(d) does not include time spent on activities related to dietary or exercise restrictions or regimes (even if these restrictions or regimes are a factor in determining the daily dosage of medication), travel time, medical appointments, shopping for medication or recuperation after therapy.

This subsection is applicable to tax years 2005 and beyond.  

The Finance Minister has released its proposed amendments to the Income Tax Act. While we assumed that the draft would closely follow the guidelines established by the Technical Advisory Committee, this does not seem to be the case. As noted on www.disabilitytaxcredit.com "In its report, TAC recommended that Life-Sustaining Therapy, in particular for children with juvenile (Type 1) diabetes, includes activities, such as monitoring of blood sugar levels and determining insulin dosages, as indicated in recent Tax Court decisions."

In the proposed legislative amendment, "the time spent on administering therapy includes only time spent on activities that require the individual to take time away from normal everyday activities in order to receive therapy" including the time spent on "activities directly involved in determining the appropriate dosage (of insulin)."

However, the proposed amendment does not include the time required to calculate of number of carbohydrates (which is essential in order to determine the insulin dosage). The time spent on activities related to dietary restrictions is excluded "even if these restrictions or regimes are a factor in determining the daily dosage of medication."

The exclusion of calculating carbohydrates as part of the therapy contradicts the position taken by Minister Ralph Goodale.
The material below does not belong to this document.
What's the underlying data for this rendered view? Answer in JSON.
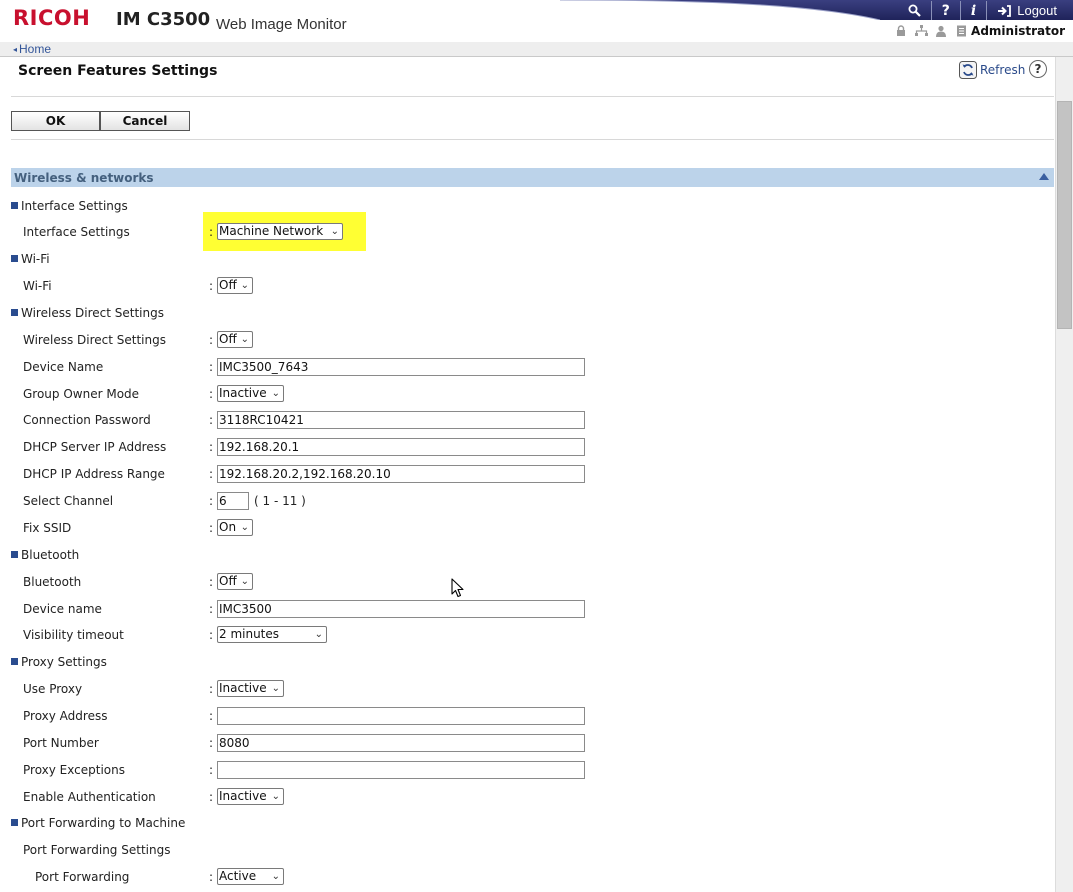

He acknowledged in a letter dated May 6, 2005 that, "where therapy has been determined to require a regular dosage of medication (insulin) that needs to be adjusted on a daily basis, the activities directly involved in determining the appropriate dosage (insulin) will be considered part of therapy."

Excluding the determination of the number of carbohydrates in order to calculate the insulin dosage is a restriction that has no medical basis. It certainly defies common sense.

Such a restriction has no foundation in law. Indeed, such a restriction makes a mockery out of a number of recent Tax Court decisions as well as the deliberations by TAC.

Calculating carbohydrate intake and calculating the insulin dosages are inextricably tied together. They cannot be separated. One can’t be determined without the other. Any effort to do so can result in death and criminal charges.

According to the Legislative Proposals:

The Act is amended by adding the following after subsection 118.3(1):d) does not include time spent on activities related to dietary or exercise restrictions or regimes (even if these restrictions or regimes are a factor in determining the daily dosage of medication), travel time, medical appointments, shopping for medication or recuperation after therapy." To view the legislation in its entirety go to Minister of Finance Releases of Draft Legislative Proposals Implementing Remaining Budget 2005 Income Tax Measures and follow the applicable link. 

 

Please visit our "Tips" section for further information on applying for the DTC.To read of one family's struggle to obtain the

DTC go to "Our Story". 

 

Advertisement

If you enjoy the work of Diabetes Advocacy and the information presented on this site, please consider supporting our efforts through your purchases of diabetes awareness and medical items from our Online Store.


This site does not supply clinical treatment information or medical advice. The editor of this site is NOT a medical professional.  Any advice or information you may receive through this website or our mailing lists is not guaranteed and should always be discussed with your health care provider .  All links are provided for your convenience and further do not signify any endorsement on our behalf.

 

Page copy protected against web site content infringement by Copyscape